Background: The literature provides conflicting information regarding the prevalence and cause of sensorineural hearing loss (HL) in individuals with otosclerosis.
Objective: The purpose of this study was to further evaluate the association between involvement of the cochlear endosteal layer with otosclerosis and sensorineural HL.
Study design: Retrospective case review.
Methods: Temporal bones and audiograms from five individuals with otosclerosis were evaluated. The cochlear elements were quantified. The location and extent of the cochlear element loss was correlated with the location and extent of endosteal involvement with otosclerosis.
Results: A reduction in the population of cochlear elements was observed in most individuals; however, the reduction was not proportional to the extent of endosteal involvement with otosclerosis. The cochlear elements remained normal adjacent to some areas of endosteal involvement with otosclerosis. One individual with extensive cochlear otosclerosis had normal hearing and predominantly normal cochlear elements.

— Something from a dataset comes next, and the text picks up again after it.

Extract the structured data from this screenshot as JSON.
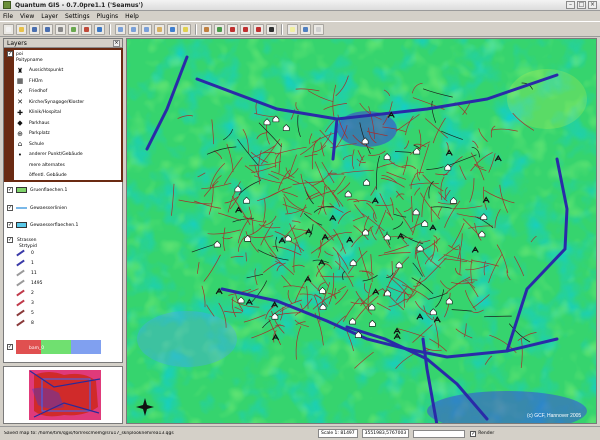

Conclusion: This study demonstrates a variable amount of degeneration of the cochlear elements in individuals with otosclerotic involvement of the endosteum. The reduction in the population of cochlear elements was not related to the extent and location of endosteal involvement with otosclerosis. These findings suggest that factors that limit the effect of otosclerotic endosteal involvement on the cochlear elements or processes that effect the cochlear elements directly and are independent of bone involvement may be present.